As I grow, I'm learning that things don't have to be perfect to be satisfying and fulfilling. My job is not perfect - yet there are stretches of time where things fall into place easily, I tap into my creativity and feel a sense of purpose to what I'm doing. My relationship with Alex isn't perfect either - it's wonderful, but there's no such thing as perfect in my book since he and I are both human beings. But it's still great - he makes me laugh, he makes me think, he makes me feel loved and special. My friends sure aren't perfect, but they love me and I love them.

I'm learning to let go of these perfectionistic expectations, but sometimes it's really hard. It's hard to think that I'm giving up on a task without even trying, but then I remember that I'm not giving up on something normal, I'm redefining my already too high standards. There's nothing wrong with having high standards, but sending them through the roof is often asking for failure, which hereby brings on the guilt. Here's to the learning process . . . **lifts coffee mug**

Tuesday, February 2, 2010

Snaps, snaps, snaps! :o)

Snaps to me indeed!

Recently, our hospital's monthly newsletter got a major facelift. As the manager of this particular publication, the task was laid before me to learn our new format, including some new Photoshop skills and put everything together in a matter of just a few weeks. My task list looks like this every month:
- schedule photoshoots
- review and assign photos to pieces appropriately
- publish webpages for each story and link to each article snippet
- edit photos for newsletter (both for the individual pages and for the newsletter itself)
- plug everything into our Constant Contact template
- final review with Gary before distribution
- create PDF of newsletter to mail to physicians

All in all, it's not a great deal, but this month was slightly complicated as we tried to get in the Photoshop fun stuff that needed to be done for our photos to work with our gorgeous new layout. Add to this the back-and-forth of one particular piece on which we haggled over wording and it gets more drawn out than it should be. Things came together somewhat seamlessly and in the end, the newsletter looked just gorgeous.

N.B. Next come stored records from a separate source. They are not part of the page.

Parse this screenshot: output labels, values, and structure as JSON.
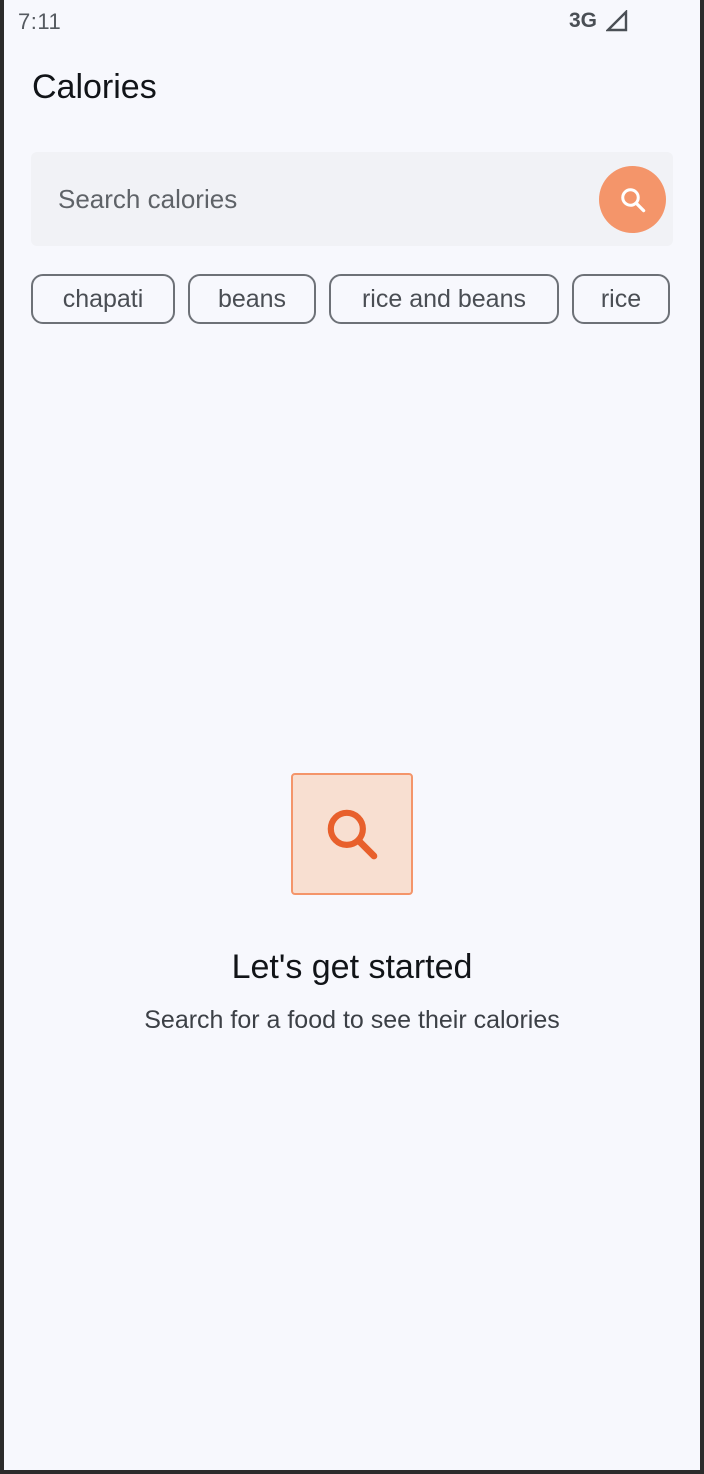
{
  "status_bar": {
    "time": "7:11",
    "network": "3G",
    "signal_icon": "cellular-signal-icon"
  },
  "header": {
    "title": "Calories"
  },
  "search": {
    "placeholder": "Search calories",
    "value": "",
    "button_icon": "search-icon",
    "button_color": "#f4956a"
  },
  "suggestions": [
    {
      "label": "chapati"
    },
    {
      "label": "beans"
    },
    {
      "label": "rice and beans"
    },
    {
      "label": "rice"
    }
  ],
  "empty_state": {
    "icon": "search-icon",
    "icon_color": "#e8602c",
    "icon_background": "#f8dfd1",
    "title": "Let's get started",
    "subtitle": "Search for a food to see their calories"
  }
}
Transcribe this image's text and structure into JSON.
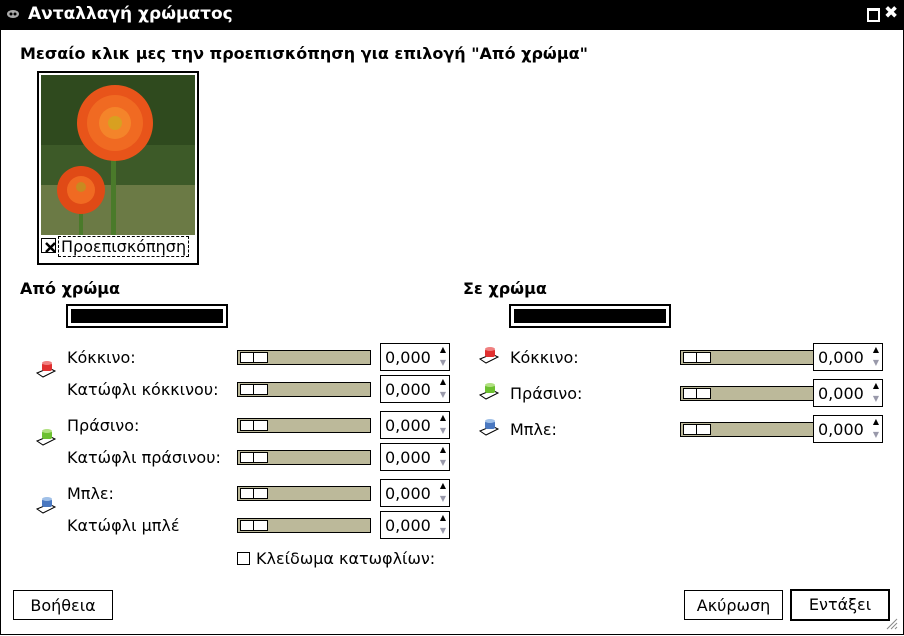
{
  "window": {
    "title": "Ανταλλαγή χρώματος"
  },
  "hint": "Μεσαίο κλικ μες την προεπισκόπηση για επιλογή \"Από χρώμα\"",
  "preview": {
    "label": "Προεπισκόπηση",
    "checked": true
  },
  "from": {
    "title": "Από χρώμα",
    "color": "#000000",
    "rows": [
      {
        "label": "Κόκκινο:",
        "value": "0,000"
      },
      {
        "label": "Κατώφλι κόκκινου:",
        "value": "0,000"
      },
      {
        "label": "Πράσινο:",
        "value": "0,000"
      },
      {
        "label": "Κατώφλι πράσινου:",
        "value": "0,000"
      },
      {
        "label": "Μπλε:",
        "value": "0,000"
      },
      {
        "label": "Κατώφλι μπλέ",
        "value": "0,000"
      }
    ],
    "lock_label": "Κλείδωμα κατωφλίων:"
  },
  "to": {
    "title": "Σε χρώμα",
    "color": "#000000",
    "rows": [
      {
        "label": "Κόκκινο:",
        "value": "0,000"
      },
      {
        "label": "Πράσινο:",
        "value": "0,000"
      },
      {
        "label": "Μπλε:",
        "value": "0,000"
      }
    ]
  },
  "buttons": {
    "help": "Βοήθεια",
    "cancel": "Ακύρωση",
    "ok": "Εντάξει"
  },
  "icons": {
    "red": "#e03030",
    "green": "#6cc030",
    "blue": "#4a78c0"
  }
}
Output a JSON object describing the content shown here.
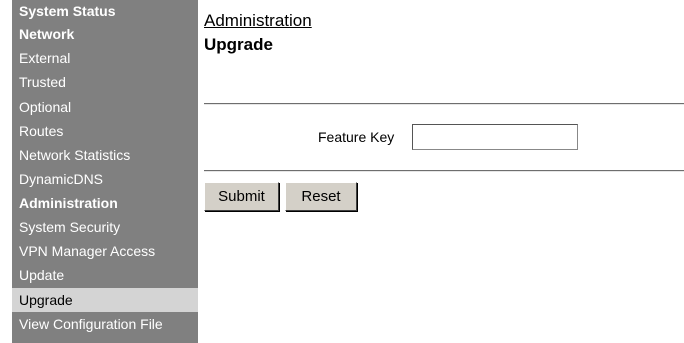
{
  "sidebar": {
    "items": [
      {
        "label": "System Status",
        "kind": "header"
      },
      {
        "label": "Network",
        "kind": "header"
      },
      {
        "label": "External",
        "kind": "sub"
      },
      {
        "label": "Trusted",
        "kind": "sub"
      },
      {
        "label": "Optional",
        "kind": "sub"
      },
      {
        "label": "Routes",
        "kind": "sub"
      },
      {
        "label": "Network Statistics",
        "kind": "sub"
      },
      {
        "label": "DynamicDNS",
        "kind": "sub"
      },
      {
        "label": "Administration",
        "kind": "header"
      },
      {
        "label": "System Security",
        "kind": "sub"
      },
      {
        "label": "VPN Manager Access",
        "kind": "sub"
      },
      {
        "label": "Update",
        "kind": "sub"
      },
      {
        "label": "Upgrade",
        "kind": "sub",
        "active": true
      },
      {
        "label": "View Configuration File",
        "kind": "sub"
      }
    ]
  },
  "main": {
    "breadcrumb": "Administration",
    "title": "Upgrade",
    "form": {
      "feature_key_label": "Feature Key",
      "feature_key_value": ""
    },
    "buttons": {
      "submit_label": "Submit",
      "reset_label": "Reset"
    }
  },
  "colors": {
    "sidebar_bg": "#808080",
    "sidebar_active_bg": "#d4d4d4",
    "button_bg": "#d4d0c8"
  }
}
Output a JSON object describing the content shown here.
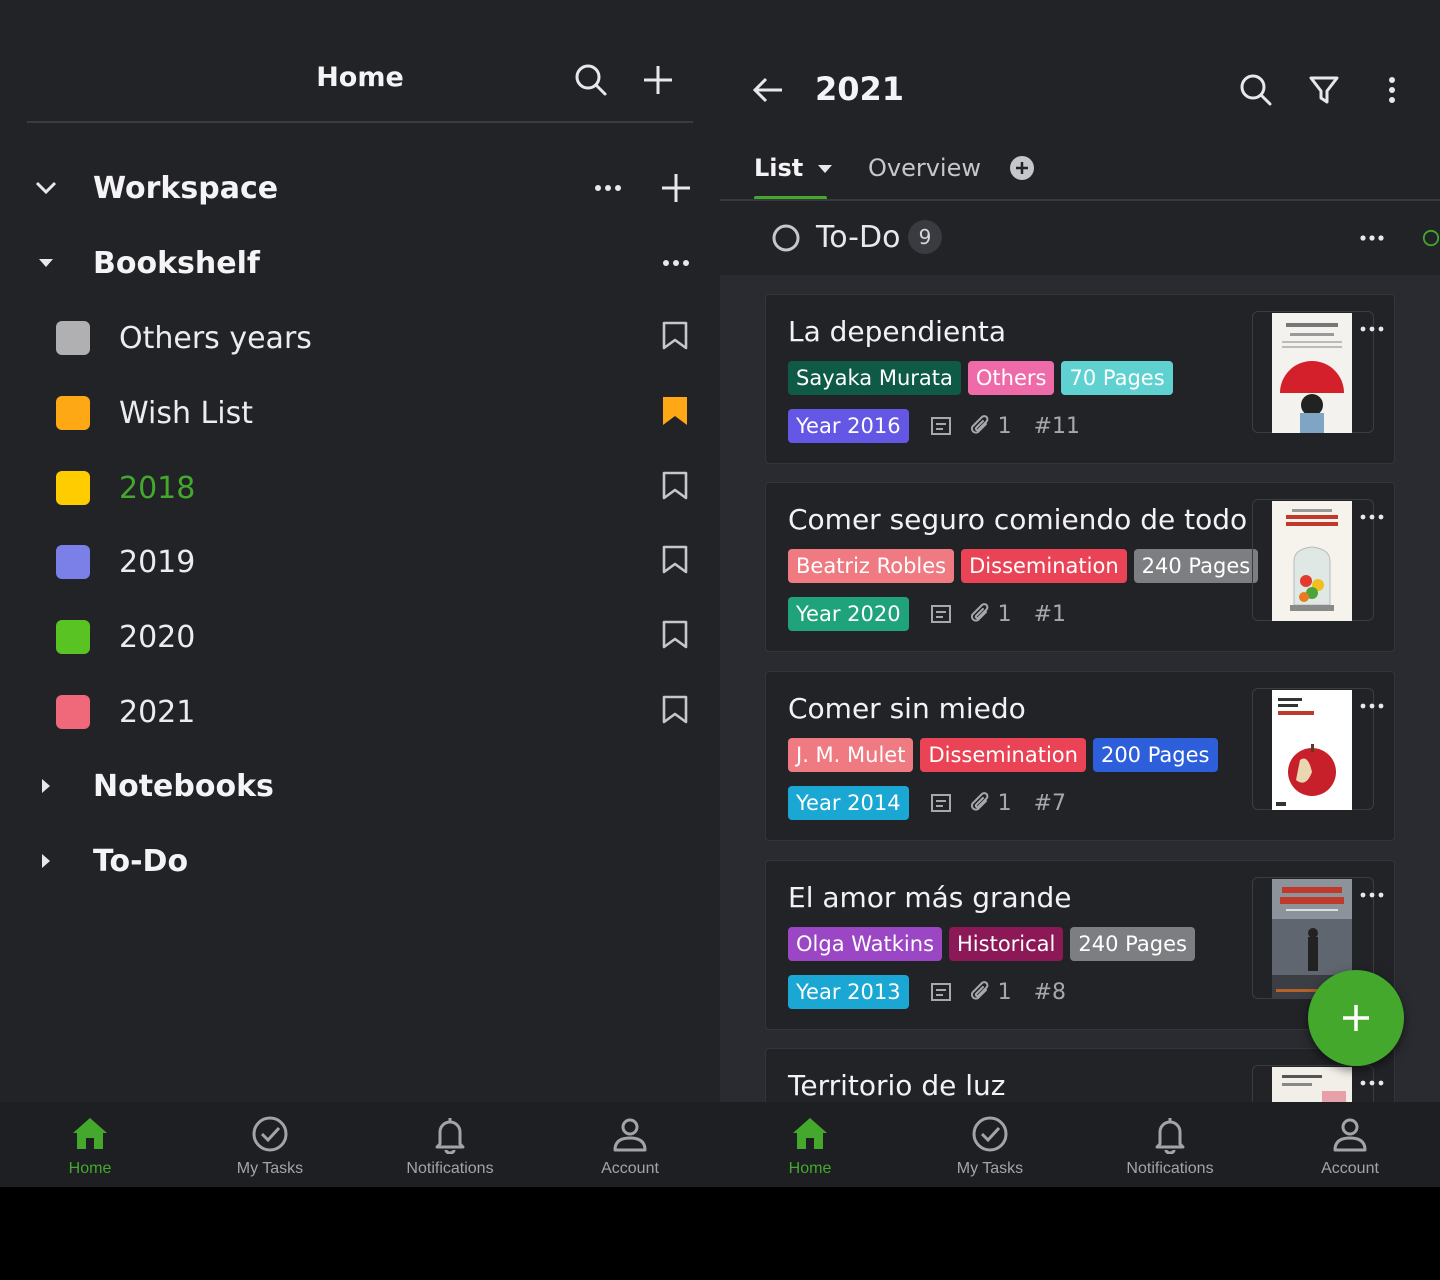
{
  "left": {
    "title": "Home",
    "workspace": {
      "label": "Workspace"
    },
    "bookshelf": {
      "label": "Bookshelf",
      "items": [
        {
          "label": "Others years",
          "color": "#b0b0b2",
          "bookmarked": false
        },
        {
          "label": "Wish List",
          "color": "#ffa816",
          "bookmarked": true
        },
        {
          "label": "2018",
          "color": "#ffcc00",
          "bookmarked": false
        },
        {
          "label": "2019",
          "color": "#7b7fe8",
          "bookmarked": false
        },
        {
          "label": "2020",
          "color": "#58c322",
          "bookmarked": false
        },
        {
          "label": "2021",
          "color": "#f0697a",
          "bookmarked": false
        }
      ]
    },
    "notebooks": {
      "label": "Notebooks"
    },
    "todo": {
      "label": "To-Do"
    }
  },
  "right": {
    "title": "2021",
    "tabs": {
      "list": "List",
      "overview": "Overview"
    },
    "group": {
      "name": "To-Do",
      "count": "9"
    },
    "cards": [
      {
        "title": "La dependienta",
        "tags": [
          {
            "text": "Sayaka Murata",
            "color": "#0f5a46"
          },
          {
            "text": "Others",
            "color": "#ef6aa8"
          },
          {
            "text": "70 Pages",
            "color": "#5fd1d1"
          }
        ],
        "year": {
          "text": "Year 2016",
          "color": "#6457e6"
        },
        "attachments": "1",
        "id": "#11"
      },
      {
        "title": "Comer seguro comiendo de todo",
        "tags": [
          {
            "text": "Beatriz Robles",
            "color": "#f07a82"
          },
          {
            "text": "Dissemination",
            "color": "#ea4356"
          },
          {
            "text": "240 Pages",
            "color": "#7d7e82"
          }
        ],
        "year": {
          "text": "Year 2020",
          "color": "#1fa37b"
        },
        "attachments": "1",
        "id": "#1"
      },
      {
        "title": "Comer sin miedo",
        "tags": [
          {
            "text": "J. M. Mulet",
            "color": "#f07a82"
          },
          {
            "text": "Dissemination",
            "color": "#ea4356"
          },
          {
            "text": "200 Pages",
            "color": "#2e5fdb"
          }
        ],
        "year": {
          "text": "Year 2014",
          "color": "#1aa7d4"
        },
        "attachments": "1",
        "id": "#7"
      },
      {
        "title": "El amor más grande",
        "tags": [
          {
            "text": "Olga Watkins",
            "color": "#9b46c4"
          },
          {
            "text": "Historical",
            "color": "#8c1858"
          },
          {
            "text": "240 Pages",
            "color": "#7d7e82"
          }
        ],
        "year": {
          "text": "Year 2013",
          "color": "#1aa7d4"
        },
        "attachments": "1",
        "id": "#8"
      },
      {
        "title": "Territorio de luz"
      }
    ]
  },
  "bottom_nav": {
    "items": [
      {
        "label": "Home",
        "icon": "home-icon",
        "active": true
      },
      {
        "label": "My Tasks",
        "icon": "check-circle-icon",
        "active": false
      },
      {
        "label": "Notifications",
        "icon": "bell-icon",
        "active": false
      },
      {
        "label": "Account",
        "icon": "person-icon",
        "active": false
      }
    ]
  },
  "colors": {
    "accent": "#43a82c",
    "background": "#222327",
    "bookmark_active": "#ffa816"
  }
}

So much so that our Vice President of Public Affairs (my boss's boss) came over to me to congratulate me personally on "a job well done." True, I didn't design it and was only following instructions, but it came together very well and didn't require any frantic phone calls to the designers from under my desk while I remained in the fetal position.

So snaps to me, I guess. :o) I'll take the compliment especially considering who it came from. Below is a screenshot of the top of our new, snazzy newsletter - when it's finalized (i.e. we have this in PDF format and on our webpage), I'll link to the better copy. (But didn't 1185 do a bang up job?! Here is one of our old newsletters -- there really is no comparison.)